No police officer has been found guilty of murder or manslaughter following a death in police custody in England and Wales since the 1980s. The Guardian reported that the last successful prosecution of an on-duty police officer for manslaughter was in 1986 following the death of Henry Foley.

The family’s lawyer, Kate Maynard of Hickman and Rose solicitors, called it ‘the first manslaughter conviction in the modern era of a police officer using excessive force in the course of duty’. ‘This is a landmark conviction. I hope it is a watershed moment for accountability of police officers in this country,’ she said.

Deborah Coles, director of INQUEST, called the prosecution of police officers ‘a rarity in the UK’. ‘Today’s guilty verdict reflects the evidence of excessive police violence. It is historic and sends a strong message that police are not above the law.’

Coles continued: ‘Dalian’s death is not an isolated case but part of a systemic problem. For decades, Black men, particularly those in mental health crisis, have disproportionately died following use of force by police.
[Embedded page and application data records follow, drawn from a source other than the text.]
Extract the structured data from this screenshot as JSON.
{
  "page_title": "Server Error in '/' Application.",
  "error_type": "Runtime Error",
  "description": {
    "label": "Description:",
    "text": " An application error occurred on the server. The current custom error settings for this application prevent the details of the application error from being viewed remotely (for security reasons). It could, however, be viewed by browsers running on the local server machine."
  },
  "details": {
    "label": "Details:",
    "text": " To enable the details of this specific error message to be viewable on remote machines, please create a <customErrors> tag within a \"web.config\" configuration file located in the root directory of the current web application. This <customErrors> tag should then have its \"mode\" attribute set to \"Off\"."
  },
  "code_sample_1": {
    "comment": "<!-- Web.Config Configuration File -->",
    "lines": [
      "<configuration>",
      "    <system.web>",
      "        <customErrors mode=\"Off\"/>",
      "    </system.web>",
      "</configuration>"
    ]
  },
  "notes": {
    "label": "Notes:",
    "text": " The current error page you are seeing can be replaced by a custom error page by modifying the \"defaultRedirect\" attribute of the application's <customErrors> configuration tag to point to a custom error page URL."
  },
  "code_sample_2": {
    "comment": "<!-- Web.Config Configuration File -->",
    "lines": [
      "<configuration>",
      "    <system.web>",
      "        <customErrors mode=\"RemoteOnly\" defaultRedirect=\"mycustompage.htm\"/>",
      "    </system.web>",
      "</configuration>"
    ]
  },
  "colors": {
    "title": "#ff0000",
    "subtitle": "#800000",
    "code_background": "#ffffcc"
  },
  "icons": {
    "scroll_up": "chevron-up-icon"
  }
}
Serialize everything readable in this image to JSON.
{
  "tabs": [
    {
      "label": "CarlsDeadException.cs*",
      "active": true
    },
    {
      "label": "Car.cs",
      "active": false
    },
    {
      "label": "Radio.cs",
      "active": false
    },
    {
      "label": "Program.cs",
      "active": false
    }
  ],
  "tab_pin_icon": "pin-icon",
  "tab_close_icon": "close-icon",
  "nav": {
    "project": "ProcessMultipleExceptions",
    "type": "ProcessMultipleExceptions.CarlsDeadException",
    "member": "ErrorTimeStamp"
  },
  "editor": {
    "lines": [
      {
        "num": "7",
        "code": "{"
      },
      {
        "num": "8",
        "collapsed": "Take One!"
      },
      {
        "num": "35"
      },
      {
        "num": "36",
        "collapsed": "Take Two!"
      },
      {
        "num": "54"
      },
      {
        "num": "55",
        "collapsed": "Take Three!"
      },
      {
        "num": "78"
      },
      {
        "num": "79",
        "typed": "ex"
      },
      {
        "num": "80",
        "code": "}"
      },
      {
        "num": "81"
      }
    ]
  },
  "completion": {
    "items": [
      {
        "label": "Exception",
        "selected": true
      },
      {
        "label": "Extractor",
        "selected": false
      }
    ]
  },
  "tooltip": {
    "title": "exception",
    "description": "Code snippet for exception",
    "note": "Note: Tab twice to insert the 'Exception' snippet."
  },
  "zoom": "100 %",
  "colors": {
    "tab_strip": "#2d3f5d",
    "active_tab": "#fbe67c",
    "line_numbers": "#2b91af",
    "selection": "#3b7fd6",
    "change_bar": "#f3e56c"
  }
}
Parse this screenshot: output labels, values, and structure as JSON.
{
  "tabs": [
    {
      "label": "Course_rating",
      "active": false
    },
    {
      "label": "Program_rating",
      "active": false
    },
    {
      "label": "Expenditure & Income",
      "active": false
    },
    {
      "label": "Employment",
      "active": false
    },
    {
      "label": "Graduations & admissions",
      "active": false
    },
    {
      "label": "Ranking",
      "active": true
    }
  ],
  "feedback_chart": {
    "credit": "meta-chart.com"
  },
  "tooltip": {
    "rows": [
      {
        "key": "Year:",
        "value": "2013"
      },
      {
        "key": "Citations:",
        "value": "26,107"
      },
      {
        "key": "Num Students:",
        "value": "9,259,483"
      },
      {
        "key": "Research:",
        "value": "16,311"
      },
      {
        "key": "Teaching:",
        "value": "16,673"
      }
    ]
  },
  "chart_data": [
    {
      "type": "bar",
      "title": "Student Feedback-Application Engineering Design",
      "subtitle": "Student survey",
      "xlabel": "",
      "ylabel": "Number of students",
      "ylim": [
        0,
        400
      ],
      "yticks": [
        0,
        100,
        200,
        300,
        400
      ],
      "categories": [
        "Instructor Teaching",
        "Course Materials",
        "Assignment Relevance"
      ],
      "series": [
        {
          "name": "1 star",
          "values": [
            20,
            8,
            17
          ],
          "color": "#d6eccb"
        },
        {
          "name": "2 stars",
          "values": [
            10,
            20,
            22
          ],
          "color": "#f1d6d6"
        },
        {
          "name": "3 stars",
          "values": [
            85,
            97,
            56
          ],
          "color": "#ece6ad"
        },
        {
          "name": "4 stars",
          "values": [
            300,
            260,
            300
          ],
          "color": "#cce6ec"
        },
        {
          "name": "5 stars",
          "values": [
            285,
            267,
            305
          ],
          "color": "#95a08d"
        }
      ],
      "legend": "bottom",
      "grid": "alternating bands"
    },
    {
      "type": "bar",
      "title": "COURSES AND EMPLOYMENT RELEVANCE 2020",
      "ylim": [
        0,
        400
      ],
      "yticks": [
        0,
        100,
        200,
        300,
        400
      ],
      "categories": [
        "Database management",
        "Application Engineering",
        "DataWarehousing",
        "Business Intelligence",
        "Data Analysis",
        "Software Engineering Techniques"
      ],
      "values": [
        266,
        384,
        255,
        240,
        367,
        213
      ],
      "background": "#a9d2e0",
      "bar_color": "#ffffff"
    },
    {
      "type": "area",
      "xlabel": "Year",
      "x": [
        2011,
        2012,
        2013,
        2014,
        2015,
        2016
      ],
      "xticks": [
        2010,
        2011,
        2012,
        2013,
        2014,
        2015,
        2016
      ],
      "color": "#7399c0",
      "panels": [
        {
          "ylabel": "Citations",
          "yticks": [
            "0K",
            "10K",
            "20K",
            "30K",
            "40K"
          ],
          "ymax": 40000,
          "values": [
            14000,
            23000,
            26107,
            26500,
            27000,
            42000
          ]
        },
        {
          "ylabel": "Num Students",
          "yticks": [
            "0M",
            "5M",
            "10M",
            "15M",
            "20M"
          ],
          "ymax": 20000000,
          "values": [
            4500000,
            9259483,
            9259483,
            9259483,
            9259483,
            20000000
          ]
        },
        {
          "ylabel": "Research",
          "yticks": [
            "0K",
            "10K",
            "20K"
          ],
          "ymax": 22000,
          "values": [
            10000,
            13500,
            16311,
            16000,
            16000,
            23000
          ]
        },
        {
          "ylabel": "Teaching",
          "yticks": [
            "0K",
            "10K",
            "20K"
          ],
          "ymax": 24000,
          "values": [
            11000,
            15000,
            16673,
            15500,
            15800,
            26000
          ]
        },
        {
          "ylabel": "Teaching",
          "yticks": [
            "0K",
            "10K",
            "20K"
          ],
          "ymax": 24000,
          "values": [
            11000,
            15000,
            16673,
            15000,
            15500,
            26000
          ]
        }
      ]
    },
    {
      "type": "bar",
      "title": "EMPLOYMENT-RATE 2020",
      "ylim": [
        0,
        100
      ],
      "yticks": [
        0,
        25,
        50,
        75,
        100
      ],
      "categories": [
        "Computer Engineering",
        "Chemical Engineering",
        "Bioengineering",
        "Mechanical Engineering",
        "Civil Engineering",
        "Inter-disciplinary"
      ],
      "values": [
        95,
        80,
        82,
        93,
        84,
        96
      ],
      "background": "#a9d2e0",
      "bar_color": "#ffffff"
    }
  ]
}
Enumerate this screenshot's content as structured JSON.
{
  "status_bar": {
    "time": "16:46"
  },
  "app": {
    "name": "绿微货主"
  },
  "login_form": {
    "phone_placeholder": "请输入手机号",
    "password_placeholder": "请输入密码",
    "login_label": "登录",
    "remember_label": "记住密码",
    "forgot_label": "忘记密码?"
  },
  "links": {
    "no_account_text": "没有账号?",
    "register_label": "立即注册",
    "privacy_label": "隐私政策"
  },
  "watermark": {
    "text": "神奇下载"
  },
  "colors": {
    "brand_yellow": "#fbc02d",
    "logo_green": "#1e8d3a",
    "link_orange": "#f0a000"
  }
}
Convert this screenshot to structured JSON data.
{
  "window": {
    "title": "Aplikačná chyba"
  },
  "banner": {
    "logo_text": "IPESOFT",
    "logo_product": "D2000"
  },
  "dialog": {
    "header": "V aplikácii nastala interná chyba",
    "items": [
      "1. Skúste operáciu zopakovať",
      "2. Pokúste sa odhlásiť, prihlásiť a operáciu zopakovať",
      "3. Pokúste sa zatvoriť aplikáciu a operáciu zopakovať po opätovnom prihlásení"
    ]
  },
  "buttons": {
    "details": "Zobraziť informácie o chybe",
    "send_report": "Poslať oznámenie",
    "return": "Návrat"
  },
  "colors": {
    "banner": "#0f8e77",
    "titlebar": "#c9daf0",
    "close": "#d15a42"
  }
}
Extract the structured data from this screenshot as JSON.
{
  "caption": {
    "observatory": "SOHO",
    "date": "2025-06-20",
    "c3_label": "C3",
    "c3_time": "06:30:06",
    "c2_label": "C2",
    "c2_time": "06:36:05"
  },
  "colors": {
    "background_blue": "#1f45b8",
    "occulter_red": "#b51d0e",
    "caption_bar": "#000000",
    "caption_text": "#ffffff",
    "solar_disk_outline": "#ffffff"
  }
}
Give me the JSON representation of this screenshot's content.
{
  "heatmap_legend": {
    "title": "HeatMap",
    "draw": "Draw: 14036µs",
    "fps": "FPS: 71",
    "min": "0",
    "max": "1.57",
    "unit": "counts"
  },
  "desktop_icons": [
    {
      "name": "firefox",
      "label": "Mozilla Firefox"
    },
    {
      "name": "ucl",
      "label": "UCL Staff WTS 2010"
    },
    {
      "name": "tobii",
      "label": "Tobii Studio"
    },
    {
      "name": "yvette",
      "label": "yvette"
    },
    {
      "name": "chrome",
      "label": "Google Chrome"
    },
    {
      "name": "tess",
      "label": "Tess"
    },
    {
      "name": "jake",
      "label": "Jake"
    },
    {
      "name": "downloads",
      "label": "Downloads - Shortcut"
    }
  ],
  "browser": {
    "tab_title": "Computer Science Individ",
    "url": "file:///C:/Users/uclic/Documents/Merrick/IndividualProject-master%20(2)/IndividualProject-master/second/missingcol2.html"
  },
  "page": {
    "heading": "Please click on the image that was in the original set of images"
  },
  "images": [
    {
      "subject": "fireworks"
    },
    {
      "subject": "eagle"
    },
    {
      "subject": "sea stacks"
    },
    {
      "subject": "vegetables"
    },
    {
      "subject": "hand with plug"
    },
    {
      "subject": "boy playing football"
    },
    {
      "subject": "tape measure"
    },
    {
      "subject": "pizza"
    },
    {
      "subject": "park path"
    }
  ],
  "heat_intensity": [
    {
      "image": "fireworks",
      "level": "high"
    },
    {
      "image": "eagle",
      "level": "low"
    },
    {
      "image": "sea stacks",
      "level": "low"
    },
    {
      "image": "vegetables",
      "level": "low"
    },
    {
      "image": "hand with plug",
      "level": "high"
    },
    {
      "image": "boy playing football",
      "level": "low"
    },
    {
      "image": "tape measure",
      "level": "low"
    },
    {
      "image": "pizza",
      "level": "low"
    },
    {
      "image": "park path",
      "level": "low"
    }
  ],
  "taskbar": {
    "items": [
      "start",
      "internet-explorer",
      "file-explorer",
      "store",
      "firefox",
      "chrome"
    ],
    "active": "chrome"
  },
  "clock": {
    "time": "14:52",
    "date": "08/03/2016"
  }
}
True justice requires structural change across our society and its institutions to address racism, and respond better to mental ill health and state violence.’

When directing the jury, the judge said that they should convict the officer of manslaughter ‘if you are sure that that force was an act which any reasonable person would realise was bound to subject another human being to the risk of physical harm’. Following the trial that lasted six weeks, jurors reached unanimous verdicts on Monk for manslaughter after c;ose to 19 hours of deliberations.

Atkinson’s family condemned the significant delay in getting this just result—they stated ‘the fact that this case has taken nearly five years to get to trial is completely unacceptable, especially when you consider that PC Monk’s identity was known to the prosecuting authorities from day one.’

In a statement, Atkinson’s family said he was ‘much missed by all’. ‘We knew years ago about the terrible injuries inflicted by PC Monk on Dalian, but have been unable to talk about them due to the criminal process. We are hugely relieved that the whole country now knows the truth about how Dalian died.’

The statement went on to say that while it had been hard for us not to be able to talk about the details of Dalian Atkinson’s death, it had been ‘even harder to sit through this trial and to hear Pc Monk try to justify the force he used’. ‘The fact that this case has taken nearly five years to get to trial is completely unacceptable, especially when you consider that Pc Monk’s identity was known to the prosecuting authorities from day one,’ the family added.